> **TASK PROMPT**:
If an entry holds a picture, drop the picture and restate the rest word for word.

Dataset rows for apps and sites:
━━━━

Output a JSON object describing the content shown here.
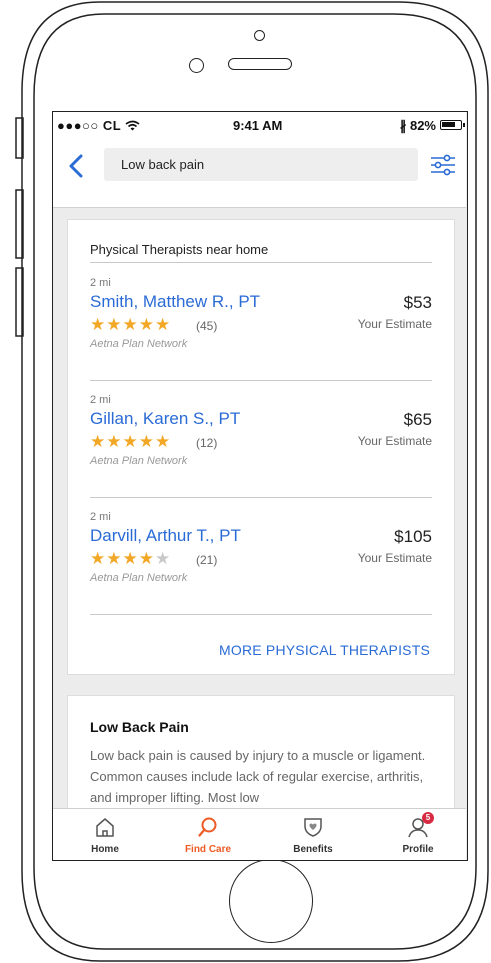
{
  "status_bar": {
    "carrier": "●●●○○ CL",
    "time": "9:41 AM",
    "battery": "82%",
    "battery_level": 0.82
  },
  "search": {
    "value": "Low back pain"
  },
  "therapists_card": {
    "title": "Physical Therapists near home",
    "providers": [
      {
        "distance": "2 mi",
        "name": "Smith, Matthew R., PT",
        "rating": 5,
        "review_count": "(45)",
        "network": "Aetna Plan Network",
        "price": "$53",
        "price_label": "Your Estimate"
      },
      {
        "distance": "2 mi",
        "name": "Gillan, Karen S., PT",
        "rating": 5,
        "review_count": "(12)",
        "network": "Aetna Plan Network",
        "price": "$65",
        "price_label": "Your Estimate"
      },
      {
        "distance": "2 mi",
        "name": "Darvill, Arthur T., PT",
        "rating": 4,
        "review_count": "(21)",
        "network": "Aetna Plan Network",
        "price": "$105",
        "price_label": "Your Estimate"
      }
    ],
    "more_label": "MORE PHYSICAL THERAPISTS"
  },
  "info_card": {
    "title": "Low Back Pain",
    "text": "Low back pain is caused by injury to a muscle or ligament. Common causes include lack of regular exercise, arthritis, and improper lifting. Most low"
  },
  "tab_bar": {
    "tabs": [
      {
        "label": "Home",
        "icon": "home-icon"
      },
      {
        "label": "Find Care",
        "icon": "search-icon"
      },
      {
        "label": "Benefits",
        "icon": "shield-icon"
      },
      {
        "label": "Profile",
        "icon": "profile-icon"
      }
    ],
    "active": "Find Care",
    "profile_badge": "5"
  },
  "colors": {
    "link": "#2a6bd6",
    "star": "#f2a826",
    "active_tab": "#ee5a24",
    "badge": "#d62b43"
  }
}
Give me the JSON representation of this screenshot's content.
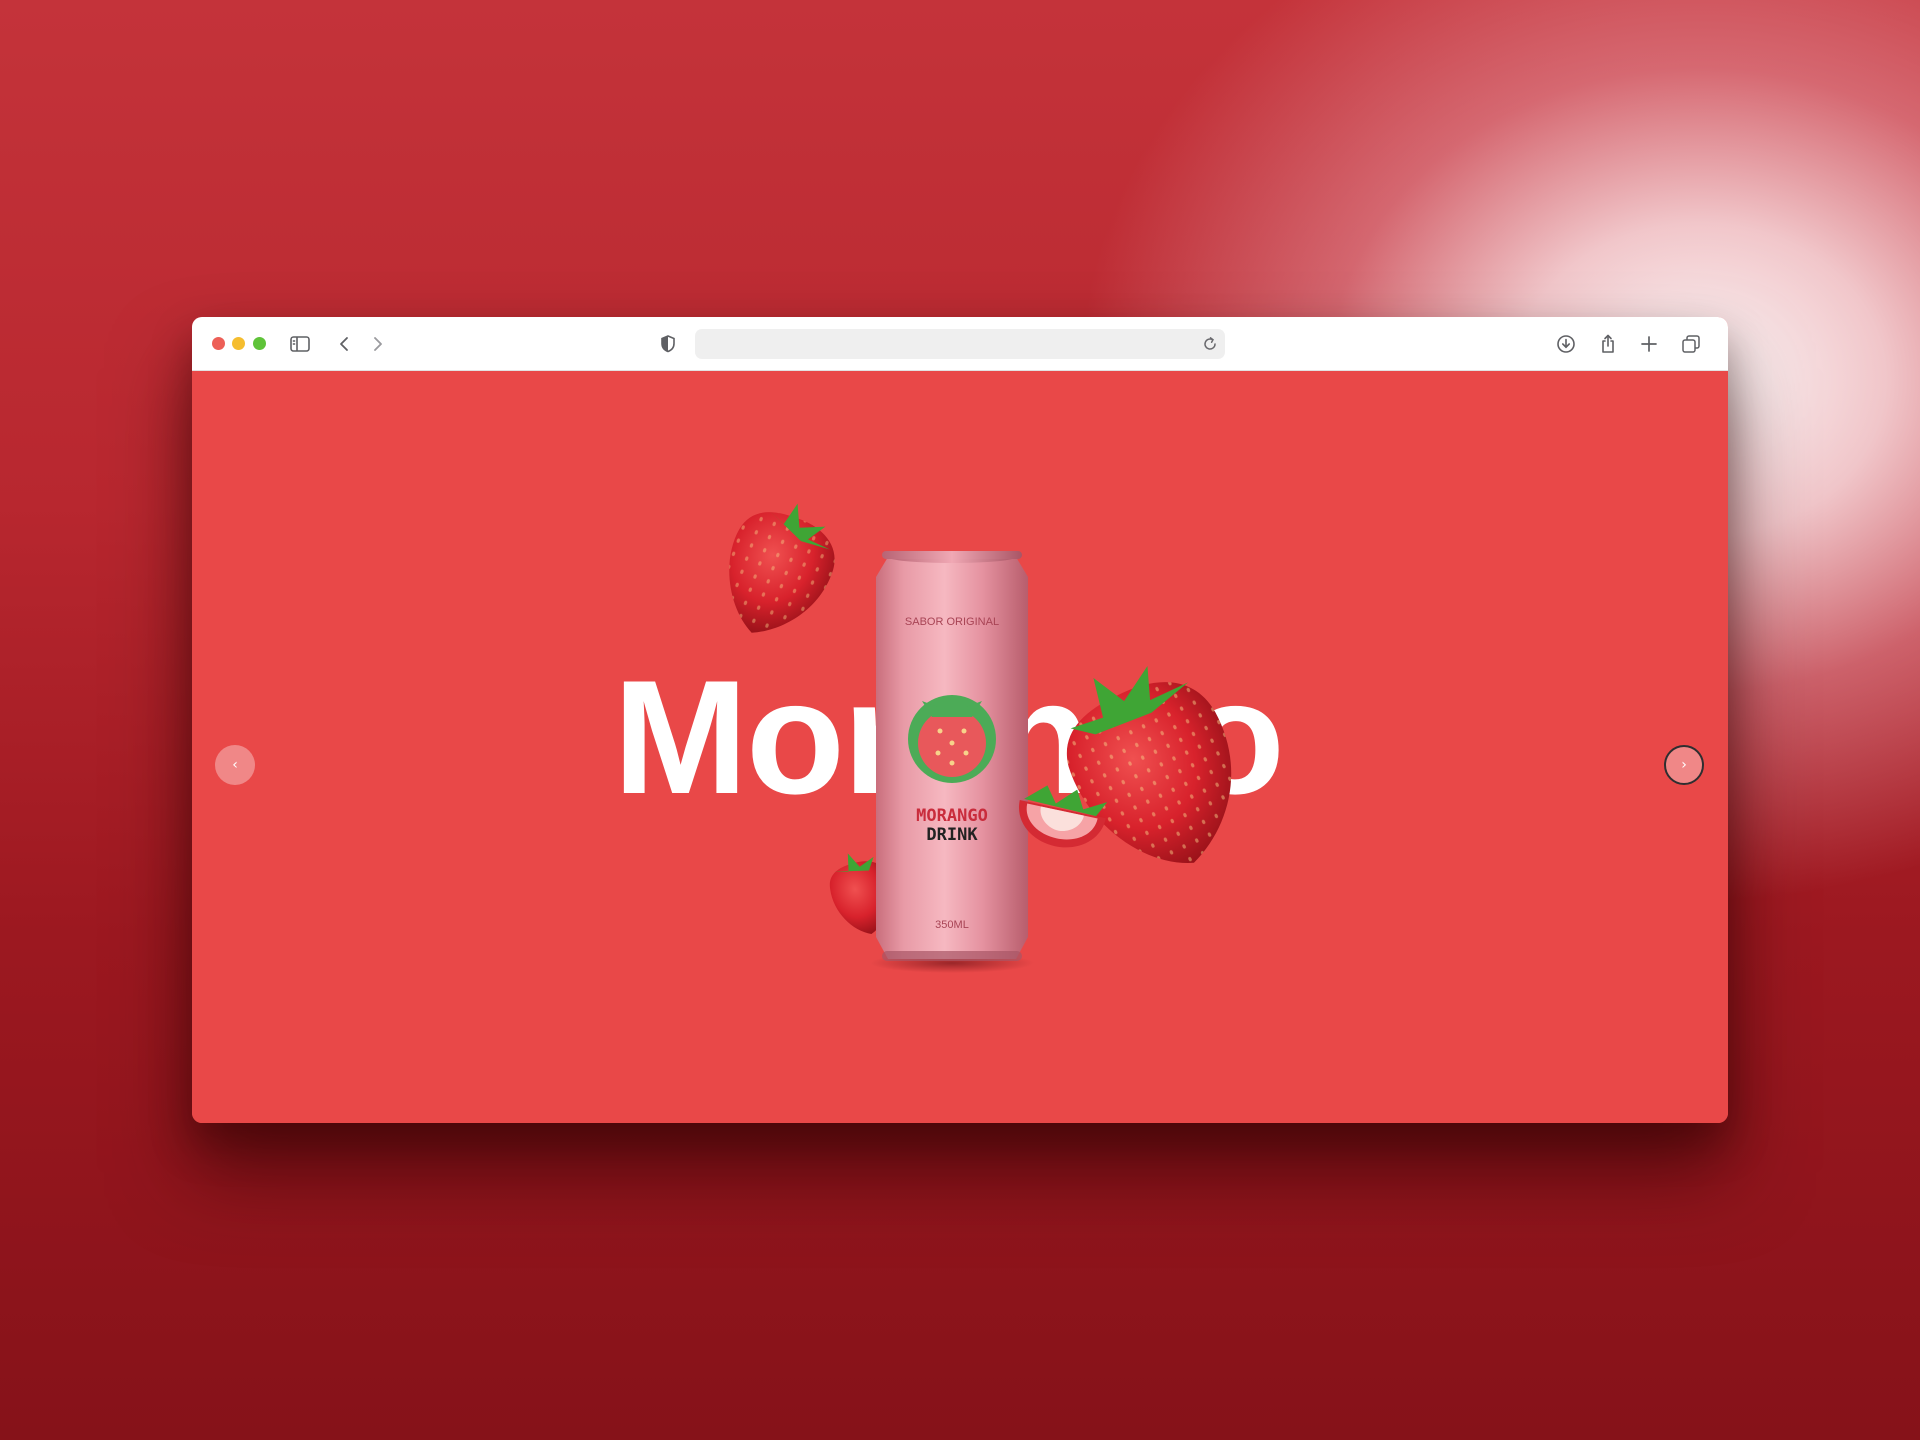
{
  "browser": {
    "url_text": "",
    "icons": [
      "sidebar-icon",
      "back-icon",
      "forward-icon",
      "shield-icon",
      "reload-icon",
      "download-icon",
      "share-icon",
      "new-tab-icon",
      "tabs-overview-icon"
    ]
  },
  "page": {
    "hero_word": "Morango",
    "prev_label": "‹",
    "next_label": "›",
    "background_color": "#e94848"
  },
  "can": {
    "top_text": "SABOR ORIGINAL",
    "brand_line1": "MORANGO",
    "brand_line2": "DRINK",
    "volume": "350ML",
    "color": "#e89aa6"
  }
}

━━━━

> **RESPONSE AREA**:
Output a JSON object describing the content shown here.
{
  "status_bar": {
    "carrier": "●●●○○ CL",
    "time": "9:41 AM",
    "battery": "82%",
    "battery_level": 0.82
  },
  "search": {
    "value": "Low back pain"
  },
  "therapists_card": {
    "title": "Physical Therapists near home",
    "providers": [
      {
        "distance": "2 mi",
        "name": "Smith, Matthew R., PT",
        "rating": 5,
        "review_count": "(45)",
        "network": "Aetna Plan Network",
        "price": "$53",
        "price_label": "Your Estimate"
      },
      {
        "distance": "2 mi",
        "name": "Gillan, Karen S., PT",
        "rating": 5,
        "review_count": "(12)",
        "network": "Aetna Plan Network",
        "price": "$65",
        "price_label": "Your Estimate"
      },
      {
        "distance": "2 mi",
        "name": "Darvill, Arthur T., PT",
        "rating": 4,
        "review_count": "(21)",
        "network": "Aetna Plan Network",
        "price": "$105",
        "price_label": "Your Estimate"
      }
    ],
    "more_label": "MORE PHYSICAL THERAPISTS"
  },
  "info_card": {
    "title": "Low Back Pain",
    "text": "Low back pain is caused by injury to a muscle or ligament. Common causes include lack of regular exercise, arthritis, and improper lifting. Most low"
  },
  "tab_bar": {
    "tabs": [
      {
        "label": "Home",
        "icon": "home-icon"
      },
      {
        "label": "Find Care",
        "icon": "search-icon"
      },
      {
        "label": "Benefits",
        "icon": "shield-icon"
      },
      {
        "label": "Profile",
        "icon": "profile-icon"
      }
    ],
    "active": "Find Care",
    "profile_badge": "5"
  },
  "colors": {
    "link": "#2a6bd6",
    "star": "#f2a826",
    "active_tab": "#ee5a24",
    "badge": "#d62b43"
  }
}
Give me the JSON representation of this screenshot's content.
{
  "browser": {
    "url_text": "",
    "icons": [
      "sidebar-icon",
      "back-icon",
      "forward-icon",
      "shield-icon",
      "reload-icon",
      "download-icon",
      "share-icon",
      "new-tab-icon",
      "tabs-overview-icon"
    ]
  },
  "page": {
    "hero_word": "Morango",
    "prev_label": "‹",
    "next_label": "›",
    "background_color": "#e94848"
  },
  "can": {
    "top_text": "SABOR ORIGINAL",
    "brand_line1": "MORANGO",
    "brand_line2": "DRINK",
    "volume": "350ML",
    "color": "#e89aa6"
  }
}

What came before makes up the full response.